◆ Website and app data records:
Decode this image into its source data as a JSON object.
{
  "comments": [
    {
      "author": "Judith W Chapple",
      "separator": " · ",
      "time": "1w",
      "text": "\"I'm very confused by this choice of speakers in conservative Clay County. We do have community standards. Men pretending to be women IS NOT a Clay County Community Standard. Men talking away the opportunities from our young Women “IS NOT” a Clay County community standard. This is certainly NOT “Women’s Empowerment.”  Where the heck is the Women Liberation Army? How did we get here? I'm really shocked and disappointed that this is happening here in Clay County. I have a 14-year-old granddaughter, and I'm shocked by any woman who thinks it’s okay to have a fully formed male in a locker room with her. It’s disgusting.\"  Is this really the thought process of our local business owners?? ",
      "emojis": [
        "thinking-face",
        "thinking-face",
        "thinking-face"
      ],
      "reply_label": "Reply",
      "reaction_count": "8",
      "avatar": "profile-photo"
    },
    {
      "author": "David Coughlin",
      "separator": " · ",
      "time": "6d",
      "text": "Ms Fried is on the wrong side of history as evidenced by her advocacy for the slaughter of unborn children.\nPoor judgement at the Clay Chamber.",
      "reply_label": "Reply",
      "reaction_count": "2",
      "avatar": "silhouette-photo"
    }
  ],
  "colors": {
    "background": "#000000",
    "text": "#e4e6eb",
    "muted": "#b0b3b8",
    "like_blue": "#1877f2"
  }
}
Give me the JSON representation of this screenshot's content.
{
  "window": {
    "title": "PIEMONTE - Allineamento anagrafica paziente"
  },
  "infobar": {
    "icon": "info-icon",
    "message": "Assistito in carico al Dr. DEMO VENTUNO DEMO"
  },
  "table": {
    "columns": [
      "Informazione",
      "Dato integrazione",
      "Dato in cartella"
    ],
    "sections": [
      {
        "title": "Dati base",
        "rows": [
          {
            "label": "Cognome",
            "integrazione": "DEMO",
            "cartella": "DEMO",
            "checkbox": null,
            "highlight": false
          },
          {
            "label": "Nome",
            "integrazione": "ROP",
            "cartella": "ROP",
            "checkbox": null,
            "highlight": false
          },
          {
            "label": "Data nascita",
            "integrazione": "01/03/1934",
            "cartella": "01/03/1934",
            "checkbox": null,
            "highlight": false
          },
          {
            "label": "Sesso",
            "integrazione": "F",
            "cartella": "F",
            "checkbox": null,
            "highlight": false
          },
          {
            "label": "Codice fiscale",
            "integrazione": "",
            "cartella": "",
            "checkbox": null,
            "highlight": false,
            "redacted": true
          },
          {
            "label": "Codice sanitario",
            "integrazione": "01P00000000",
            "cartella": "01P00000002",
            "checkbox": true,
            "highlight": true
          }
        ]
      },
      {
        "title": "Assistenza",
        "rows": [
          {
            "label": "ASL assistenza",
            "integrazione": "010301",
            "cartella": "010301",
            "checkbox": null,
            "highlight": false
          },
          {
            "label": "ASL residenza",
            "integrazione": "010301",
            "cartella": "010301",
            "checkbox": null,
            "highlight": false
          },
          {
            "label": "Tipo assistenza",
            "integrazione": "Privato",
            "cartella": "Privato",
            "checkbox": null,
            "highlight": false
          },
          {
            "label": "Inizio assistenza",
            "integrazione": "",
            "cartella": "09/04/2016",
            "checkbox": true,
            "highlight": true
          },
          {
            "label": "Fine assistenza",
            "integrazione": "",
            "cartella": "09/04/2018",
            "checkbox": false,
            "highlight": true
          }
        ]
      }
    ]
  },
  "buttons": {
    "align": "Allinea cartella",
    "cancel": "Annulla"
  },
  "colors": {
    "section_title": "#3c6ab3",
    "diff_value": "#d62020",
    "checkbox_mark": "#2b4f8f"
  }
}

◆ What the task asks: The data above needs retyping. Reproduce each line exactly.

◆ Response area:
Decode this image into its source data as a JSON object.
{
  "comments": [
    {
      "author": "Judith W Chapple",
      "separator": " · ",
      "time": "1w",
      "text": "\"I'm very confused by this choice of speakers in conservative Clay County. We do have community standards. Men pretending to be women IS NOT a Clay County Community Standard. Men talking away the opportunities from our young Women “IS NOT” a Clay County community standard. This is certainly NOT “Women’s Empowerment.”  Where the heck is the Women Liberation Army? How did we get here? I'm really shocked and disappointed that this is happening here in Clay County. I have a 14-year-old granddaughter, and I'm shocked by any woman who thinks it’s okay to have a fully formed male in a locker room with her. It’s disgusting.\"  Is this really the thought process of our local business owners?? ",
      "emojis": [
        "thinking-face",
        "thinking-face",
        "thinking-face"
      ],
      "reply_label": "Reply",
      "reaction_count": "8",
      "avatar": "profile-photo"
    },
    {
      "author": "David Coughlin",
      "separator": " · ",
      "time": "6d",
      "text": "Ms Fried is on the wrong side of history as evidenced by her advocacy for the slaughter of unborn children.\nPoor judgement at the Clay Chamber.",
      "reply_label": "Reply",
      "reaction_count": "2",
      "avatar": "silhouette-photo"
    }
  ],
  "colors": {
    "background": "#000000",
    "text": "#e4e6eb",
    "muted": "#b0b3b8",
    "like_blue": "#1877f2"
  }
}
Give me the JSON representation of this screenshot's content.
{
  "window": {
    "title": "PIEMONTE - Allineamento anagrafica paziente"
  },
  "infobar": {
    "icon": "info-icon",
    "message": "Assistito in carico al Dr. DEMO VENTUNO DEMO"
  },
  "table": {
    "columns": [
      "Informazione",
      "Dato integrazione",
      "Dato in cartella"
    ],
    "sections": [
      {
        "title": "Dati base",
        "rows": [
          {
            "label": "Cognome",
            "integrazione": "DEMO",
            "cartella": "DEMO",
            "checkbox": null,
            "highlight": false
          },
          {
            "label": "Nome",
            "integrazione": "ROP",
            "cartella": "ROP",
            "checkbox": null,
            "highlight": false
          },
          {
            "label": "Data nascita",
            "integrazione": "01/03/1934",
            "cartella": "01/03/1934",
            "checkbox": null,
            "highlight": false
          },
          {
            "label": "Sesso",
            "integrazione": "F",
            "cartella": "F",
            "checkbox": null,
            "highlight": false
          },
          {
            "label": "Codice fiscale",
            "integrazione": "",
            "cartella": "",
            "checkbox": null,
            "highlight": false,
            "redacted": true
          },
          {
            "label": "Codice sanitario",
            "integrazione": "01P00000000",
            "cartella": "01P00000002",
            "checkbox": true,
            "highlight": true
          }
        ]
      },
      {
        "title": "Assistenza",
        "rows": [
          {
            "label": "ASL assistenza",
            "integrazione": "010301",
            "cartella": "010301",
            "checkbox": null,
            "highlight": false
          },
          {
            "label": "ASL residenza",
            "integrazione": "010301",
            "cartella": "010301",
            "checkbox": null,
            "highlight": false
          },
          {
            "label": "Tipo assistenza",
            "integrazione": "Privato",
            "cartella": "Privato",
            "checkbox": null,
            "highlight": false
          },
          {
            "label": "Inizio assistenza",
            "integrazione": "",
            "cartella": "09/04/2016",
            "checkbox": true,
            "highlight": true
          },
          {
            "label": "Fine assistenza",
            "integrazione": "",
            "cartella": "09/04/2018",
            "checkbox": false,
            "highlight": true
          }
        ]
      }
    ]
  },
  "buttons": {
    "align": "Allinea cartella",
    "cancel": "Annulla"
  },
  "colors": {
    "section_title": "#3c6ab3",
    "diff_value": "#d62020",
    "checkbox_mark": "#2b4f8f"
  }
}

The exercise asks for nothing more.